What needs to be done: Give back all of the data unchanged. Keep every word as it is.

Given data:
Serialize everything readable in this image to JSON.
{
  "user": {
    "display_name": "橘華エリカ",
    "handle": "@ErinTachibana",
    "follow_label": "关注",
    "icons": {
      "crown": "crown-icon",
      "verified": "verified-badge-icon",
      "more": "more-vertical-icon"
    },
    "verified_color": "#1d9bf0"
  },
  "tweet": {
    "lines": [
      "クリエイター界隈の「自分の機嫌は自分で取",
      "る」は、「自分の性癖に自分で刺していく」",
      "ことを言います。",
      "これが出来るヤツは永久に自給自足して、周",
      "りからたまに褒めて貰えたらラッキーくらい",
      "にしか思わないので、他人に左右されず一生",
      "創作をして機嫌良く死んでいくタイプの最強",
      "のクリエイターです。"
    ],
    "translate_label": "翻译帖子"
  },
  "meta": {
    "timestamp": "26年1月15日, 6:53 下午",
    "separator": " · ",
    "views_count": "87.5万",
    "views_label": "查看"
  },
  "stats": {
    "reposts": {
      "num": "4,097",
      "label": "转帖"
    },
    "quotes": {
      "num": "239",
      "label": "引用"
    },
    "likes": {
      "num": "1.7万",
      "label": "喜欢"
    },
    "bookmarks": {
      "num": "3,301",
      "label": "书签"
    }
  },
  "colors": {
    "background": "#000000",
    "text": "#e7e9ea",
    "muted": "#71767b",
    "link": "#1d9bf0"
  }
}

Problem solution:
Serialize everything readable in this image to JSON.
{
  "user": {
    "display_name": "橘華エリカ",
    "handle": "@ErinTachibana",
    "follow_label": "关注",
    "icons": {
      "crown": "crown-icon",
      "verified": "verified-badge-icon",
      "more": "more-vertical-icon"
    },
    "verified_color": "#1d9bf0"
  },
  "tweet": {
    "lines": [
      "クリエイター界隈の「自分の機嫌は自分で取",
      "る」は、「自分の性癖に自分で刺していく」",
      "ことを言います。",
      "これが出来るヤツは永久に自給自足して、周",
      "りからたまに褒めて貰えたらラッキーくらい",
      "にしか思わないので、他人に左右されず一生",
      "創作をして機嫌良く死んでいくタイプの最強",
      "のクリエイターです。"
    ],
    "translate_label": "翻译帖子"
  },
  "meta": {
    "timestamp": "26年1月15日, 6:53 下午",
    "separator": " · ",
    "views_count": "87.5万",
    "views_label": "查看"
  },
  "stats": {
    "reposts": {
      "num": "4,097",
      "label": "转帖"
    },
    "quotes": {
      "num": "239",
      "label": "引用"
    },
    "likes": {
      "num": "1.7万",
      "label": "喜欢"
    },
    "bookmarks": {
      "num": "3,301",
      "label": "书签"
    }
  },
  "colors": {
    "background": "#000000",
    "text": "#e7e9ea",
    "muted": "#71767b",
    "link": "#1d9bf0"
  }
}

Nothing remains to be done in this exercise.